A new study reveals a significant increase in hospitals requiring flu vaccinations or exemptions for staff, with 74% of public hospitals and 96% of VA hospitals now enforcing mandates.

RT’s Three Key Takeaways:

  1. Increased Flu Vaccination Mandates: The study reveals that 74% of non-VA hospitals and 96% of VA hospitals now require employees to get flu vaccines, reflecting a significant rise in mandates aimed at enhancing patient and staff safety.
  2. Mask Requirements for Unvaccinated Staff: 81% of non-VA hospitals require unvaccinated employees to wear masks around patients during flu season.
  3. Impact of VA Directive and COVID-19: The 2020 Veterans Health Administration directive mandating flu vaccinations or waivers has had a massive impact, according to researchers, with a notable increase in compliance among VA hospitals. Additionally, the COVID-19 pandemic has influenced non-VA hospitals to adopt stricter flu vaccination policies.

A new study suggests that more hospitals than ever will require employees to get vaccinated against the flu, or seek an exemption.

The new study shows that 74% of hospitals serving the general public—and 96% of US hospitals that serve veterans—now require staff to get vaccinated.

Another 23% of non-Veterans Administration (VA) hospitals strongly encourage but don’t require flu vaccination. Whether or not they have a mandate, 81% of non-VA hospitals require unvaccinated workers to wear a mask around patients during flu season.

Published in JAMA Network Open, the study was done by a team from the University of Michigan and VA Ann Arbor Healthcare System that has surveyed hospitals on this topic since 2013.

Impact of VA Directive and COVID-19

Their latest survey reveals the “massive” impact of a 2020 Veterans Health Administration directive to require flu vaccination or waivers for the first time.

In 2013, only 1% of VA hospitals had such a mandate; the percentage rose slightly to 4% by 2017. Meanwhile, flu vaccination or a waiver was required by 43% of non-VA hospitals in 2013, rising to nearly 70% in 2017.

“Our findings show the impact of one of the largest health care systems in the United States taking a stand and putting a policy in place that is based in a bedrock ethical principle of medicine: Do no harm,” says Todd Greene, PhD, MPH, lead author of the new study and a patient safety researcher at VAAAHS and Michigan Medicine, U-M’s academic medical center. “In addition to the VA national directive, it is interesting to see how the COVID-19 era influenced flu vaccine requirements at non-VA hospitals.”

He and his colleagues, including senior author Sanjay Saint, MD, MPH, sent surveys to a national sample of hospitals starting in April 2021 and received replies from 405 non-VA hospitals providing general medical and surgical care, and 66 VA hospitals.

Exemptions and Penalties

In addition to asking about mandates and mask requirements, they asked hospitals that have a mandate to share what types of exemptions are permitted.

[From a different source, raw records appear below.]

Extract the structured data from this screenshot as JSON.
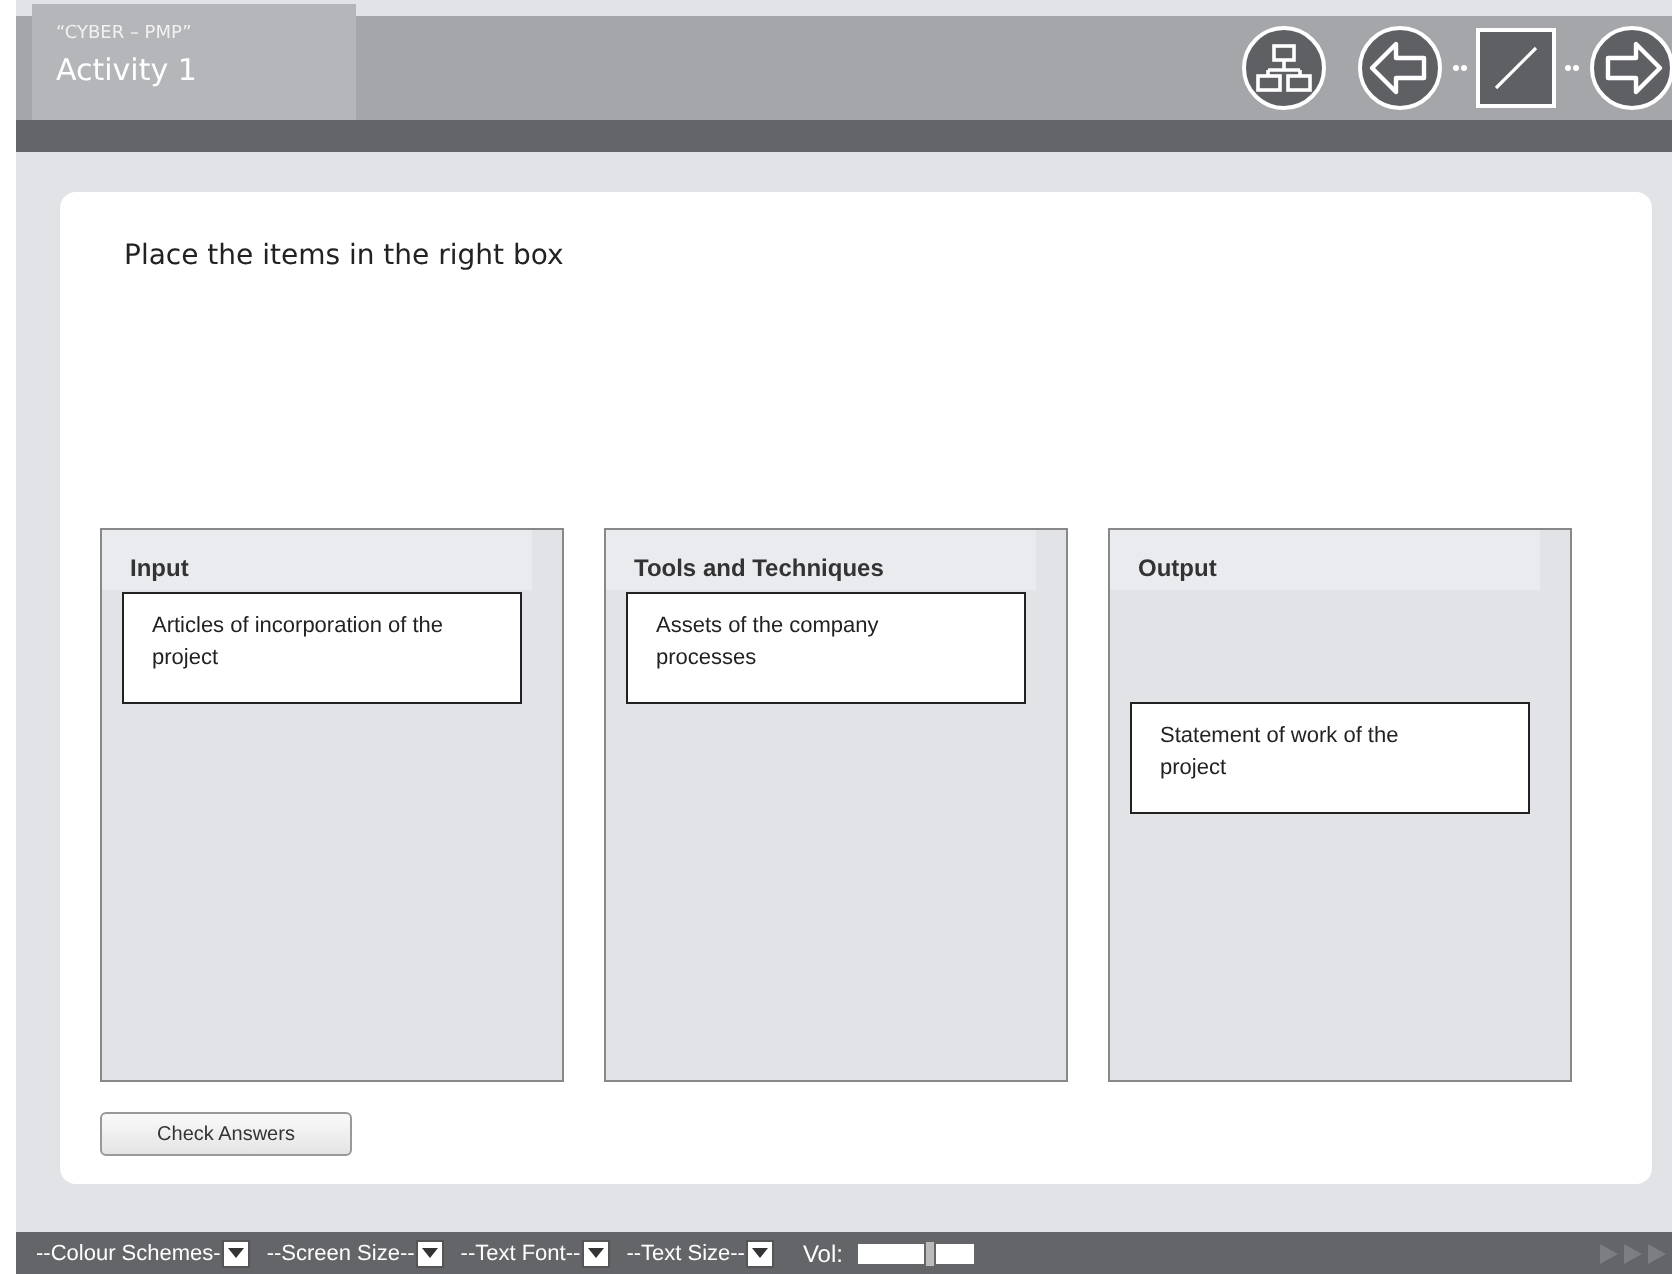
{
  "header": {
    "course": "“CYBER – PMP”",
    "title": "Activity 1"
  },
  "instruction": "Place the items in the right box",
  "columns": [
    {
      "title": "Input",
      "items": [
        "Articles of incorporation of the project"
      ]
    },
    {
      "title": "Tools and Techniques",
      "items": [
        "Assets of the company processes"
      ]
    },
    {
      "title": "Output",
      "items": [
        "Statement of work of the project"
      ]
    }
  ],
  "check_button": "Check Answers",
  "toolbar": {
    "dropdowns": [
      "--Colour Schemes-",
      "--Screen Size--",
      "--Text Font--",
      "--Text Size--"
    ],
    "volume_label": "Vol:",
    "volume": {
      "level": 0.62
    }
  }
}
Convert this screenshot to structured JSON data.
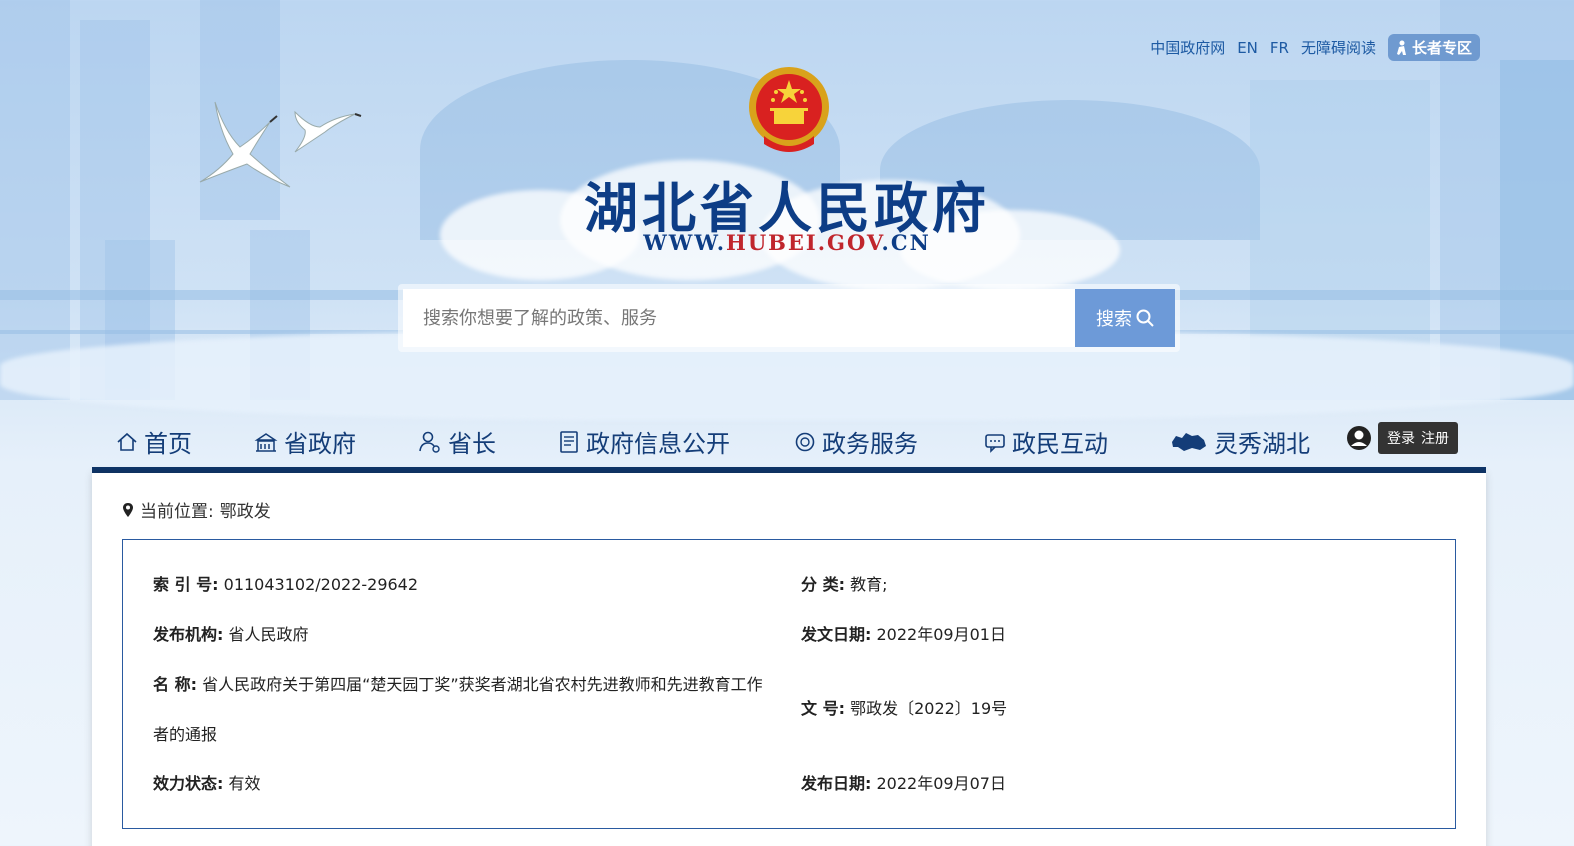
{
  "top_links": {
    "gov_cn": "中国政府网",
    "en": "EN",
    "fr": "FR",
    "accessible": "无障碍阅读",
    "elder": "长者专区"
  },
  "site": {
    "title": "湖北省人民政府",
    "url_pre": "WWW.",
    "url_mid": "HUBEI.GOV",
    "url_post": ".CN"
  },
  "search": {
    "placeholder": "搜索你想要了解的政策、服务",
    "button": "搜索"
  },
  "nav": {
    "items": [
      {
        "label": "首页",
        "icon": "home-icon"
      },
      {
        "label": "省政府",
        "icon": "building-icon"
      },
      {
        "label": "省长",
        "icon": "person-icon"
      },
      {
        "label": "政府信息公开",
        "icon": "document-icon"
      },
      {
        "label": "政务服务",
        "icon": "service-icon"
      },
      {
        "label": "政民互动",
        "icon": "chat-icon"
      },
      {
        "label": "灵秀湖北",
        "icon": "map-icon"
      }
    ],
    "login": "登录",
    "register": "注册"
  },
  "breadcrumb": {
    "prefix": "当前位置:",
    "current": "鄂政发"
  },
  "info": {
    "index_label": "索 引 号:",
    "index_value": "011043102/2022-29642",
    "category_label": "分 类:",
    "category_value": "教育;",
    "org_label": "发布机构:",
    "org_value": "省人民政府",
    "issue_date_label": "发文日期:",
    "issue_date_value": "2022年09月01日",
    "name_label": "名 称:",
    "name_value": "省人民政府关于第四届“楚天园丁奖”获奖者湖北省农村先进教师和先进教育工作者的通报",
    "doc_no_label": "文 号:",
    "doc_no_value": "鄂政发〔2022〕19号",
    "status_label": "效力状态:",
    "status_value": "有效",
    "publish_date_label": "发布日期:",
    "publish_date_value": "2022年09月07日"
  },
  "colors": {
    "title": "#0d3d86",
    "accent_red": "#c0262d",
    "nav_bar": "#0f3568",
    "search_button": "#6d9ad8"
  }
}
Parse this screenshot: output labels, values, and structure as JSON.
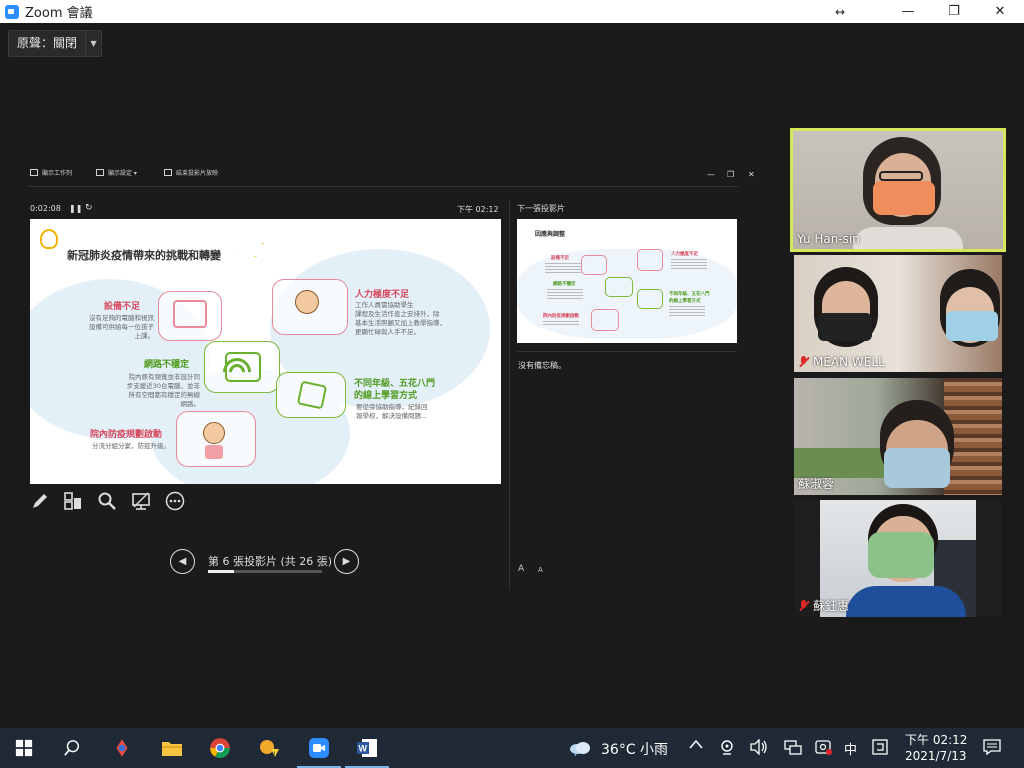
{
  "window": {
    "title": "Zoom 會議",
    "minimize": "—",
    "maximize": "❐",
    "close": "✕",
    "resize_cursor": "↔"
  },
  "original_sound": {
    "label": "原聲：關閉",
    "arrow": "▼"
  },
  "presenter": {
    "toolbar": {
      "show_taskbar": "顯示工作列",
      "display_settings": "顯示設定 ▾",
      "end_slideshow": "結束投影片放映"
    },
    "timer": "0:02:08",
    "pause": "❚❚",
    "restart": "↻",
    "clock": "下午 02:12",
    "next_slide_label": "下一張投影片",
    "notes": "沒有備忘稿。",
    "font_up": "A",
    "font_down": "A",
    "slide_indicator": "第 6 張投影片 (共 26 張)",
    "progress": 0.2308,
    "prev": "◀",
    "next": "▶"
  },
  "slide": {
    "title": "新冠肺炎疫情帶來的挑戰和轉變",
    "items": [
      {
        "heading": "設備不足",
        "body": [
          "沒有足夠的電腦和視訊",
          "設備可供給每一位孩子",
          "上課。"
        ]
      },
      {
        "heading": "人力極度不足",
        "body": [
          "工作人員需協助學生",
          "課程及生活作息之安排外，除",
          "基本生活照顧又加上教學指導，",
          "更顯忙碌與人手不足。"
        ]
      },
      {
        "heading": "網路不穩定",
        "body": [
          "院內原有頻寬並非設計同",
          "步支援近30台電腦，並非",
          "所有空間都有穩定的無線",
          "網路。"
        ]
      },
      {
        "heading": "不同年級、五花八門",
        "heading2": "的線上學習方式",
        "body": [
          "要從旁協助指導，紀錄回",
          "報學校，解決設備問題..."
        ]
      },
      {
        "heading": "院內防疫規劃啟動",
        "body": [
          "分流分組分案，防疫升級。"
        ]
      }
    ]
  },
  "next_slide": {
    "title": "因應與調整",
    "headings": [
      "設備不足",
      "人力極度不足",
      "網路不穩定",
      "不同年級、五花八門",
      "的線上學習方式",
      "院內防疫規劃啟動"
    ]
  },
  "participants": [
    {
      "name": "Yu Han-sin",
      "muted": false,
      "active": true
    },
    {
      "name": "MEAN WELL",
      "muted": true,
      "active": false
    },
    {
      "name": "蘇淑蓉",
      "muted": false,
      "active": false
    },
    {
      "name": "蘇鈺惠",
      "muted": true,
      "active": false
    }
  ],
  "taskbar": {
    "weather": "36°C 小雨",
    "ime": "中",
    "time": "下午 02:12",
    "date": "2021/7/13"
  },
  "colors": {
    "pink": "#d6475e",
    "green": "#4f9a1e",
    "active_speaker": "#d8e65a",
    "taskbar": "#1f2a36"
  }
}
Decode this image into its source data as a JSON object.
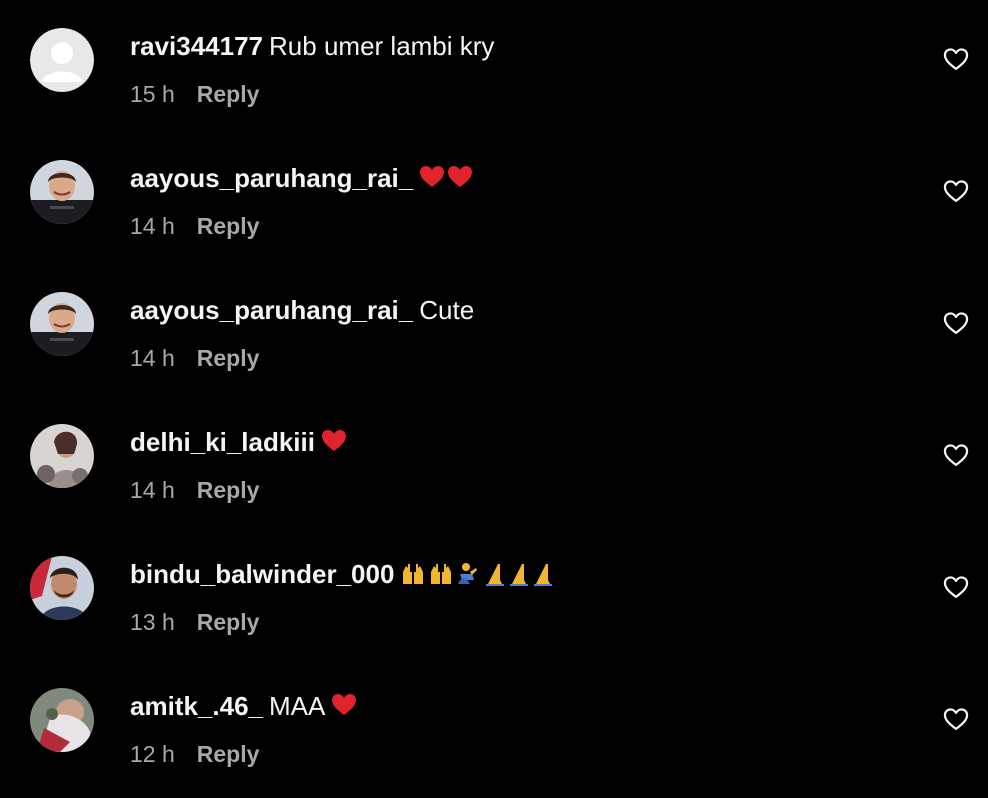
{
  "comments": [
    {
      "username": "ravi344177",
      "text": "Rub umer lambi kry",
      "emoji": "",
      "time": "15 h",
      "reply_label": "Reply",
      "avatar": "default-avatar"
    },
    {
      "username": "aayous_paruhang_rai_",
      "text": "",
      "emoji": "❤️❤️",
      "time": "14 h",
      "reply_label": "Reply",
      "avatar": "photo-avatar"
    },
    {
      "username": "aayous_paruhang_rai_",
      "text": "Cute",
      "emoji": "",
      "time": "14 h",
      "reply_label": "Reply",
      "avatar": "photo-avatar"
    },
    {
      "username": "delhi_ki_ladkiii",
      "text": "",
      "emoji": "❤️",
      "time": "14 h",
      "reply_label": "Reply",
      "avatar": "photo-avatar"
    },
    {
      "username": "bindu_balwinder_000",
      "text": "",
      "emoji": "🙌🙌🧎🙏🙏🙏",
      "time": "13 h",
      "reply_label": "Reply",
      "avatar": "photo-avatar"
    },
    {
      "username": "amitk_.46_",
      "text": "MAA",
      "emoji": "❤️",
      "time": "12 h",
      "reply_label": "Reply",
      "avatar": "photo-avatar"
    }
  ],
  "icons": {
    "like": "heart-outline-icon",
    "heart_emoji_color": "#e0232d"
  },
  "colors": {
    "background": "#000000",
    "primary_text": "#f5f5f5",
    "secondary_text": "#a8a8a8"
  }
}
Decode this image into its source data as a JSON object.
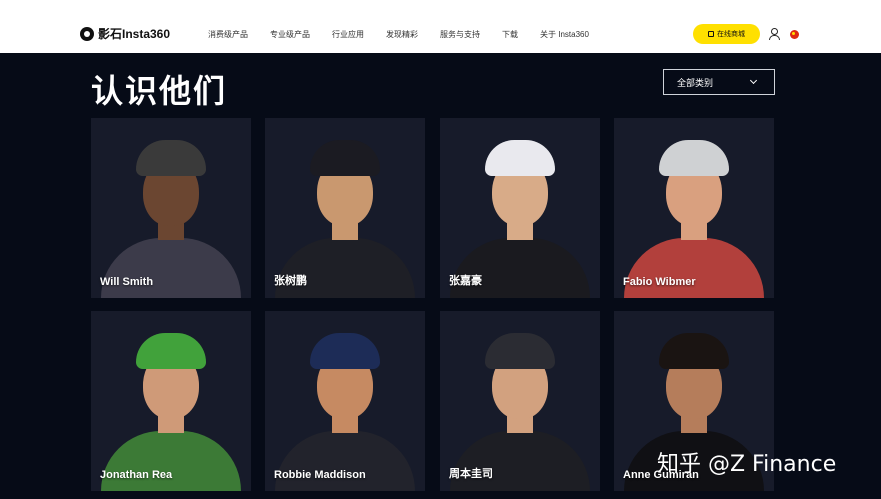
{
  "brand": {
    "name": "影石Insta360"
  },
  "nav": {
    "items": [
      "消费级产品",
      "专业级产品",
      "行业应用",
      "发现精彩",
      "服务与支持",
      "下载",
      "关于 Insta360"
    ],
    "store_label": "在线商城"
  },
  "page": {
    "title": "认识他们",
    "category_filter": "全部类别"
  },
  "people": [
    {
      "name": "Will Smith",
      "skin": "#6b4631",
      "hat": "#3a3a3a",
      "shirt": "#3c3b4a"
    },
    {
      "name": "张树鹏",
      "skin": "#c9986f",
      "hat": "#1b1b22",
      "shirt": "#1e1f26"
    },
    {
      "name": "张嘉豪",
      "skin": "#d8ab88",
      "hat": "#e9e9ee",
      "shirt": "#1a1a1f"
    },
    {
      "name": "Fabio Wibmer",
      "skin": "#d9a07f",
      "hat": "#cfd1d3",
      "shirt": "#b2403c"
    },
    {
      "name": "Jonathan Rea",
      "skin": "#cf9a78",
      "hat": "#41a23b",
      "shirt": "#3c7a36"
    },
    {
      "name": "Robbie Maddison",
      "skin": "#c68a62",
      "hat": "#1d2c57",
      "shirt": "#22232c"
    },
    {
      "name": "周本圭司",
      "skin": "#d2a17f",
      "hat": "#2b2c33",
      "shirt": "#1d1e24"
    },
    {
      "name": "Anne Gumiran",
      "skin": "#b57d5b",
      "hat": "#1a1412",
      "shirt": "#101014"
    }
  ],
  "watermark": "知乎 @Z Finance"
}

Virtually all VA and non-VA hospitals allowed for medical exemptions, while there was a difference for religious exemptions, with 82% of non-VA and 95% of VA hospitals allowing these. A very small minority of hospitals (6% of non-VA hospitals and 2% of VA hospitals) allowed waivers to be granted without a specific reason.

At the time of the survey, which began at the end of the first flu season after the VHA directive, only 33% of VA hospitals with a mandate said they had penalties in place for staff who did not get vaccinated or pursue a waiver. By comparison, 74% of the non-VA hospitals with mandates had such penalties in place.

Declining Vaccination Rates

Greene notes that surveys of American health care workers show that flu vaccination percentages have dropped over time, from 91% during the 2019-2020 season to 81% by the 2022-2023 season. These percentages include health care workers who work in any setting, not just hospitals and health systems such as those surveyed for the new study.

“There will always be vaccine hesitancy and concerns about bodily autonomy among health care workers, and seasonal flu vaccine effectiveness is variable,” Greene says in a release. “But for people working in the care environment, the benefits of getting vaccinated will generally outweigh any potential risks.”

Photo 81406025 © Scyther5 | Dreamstime.com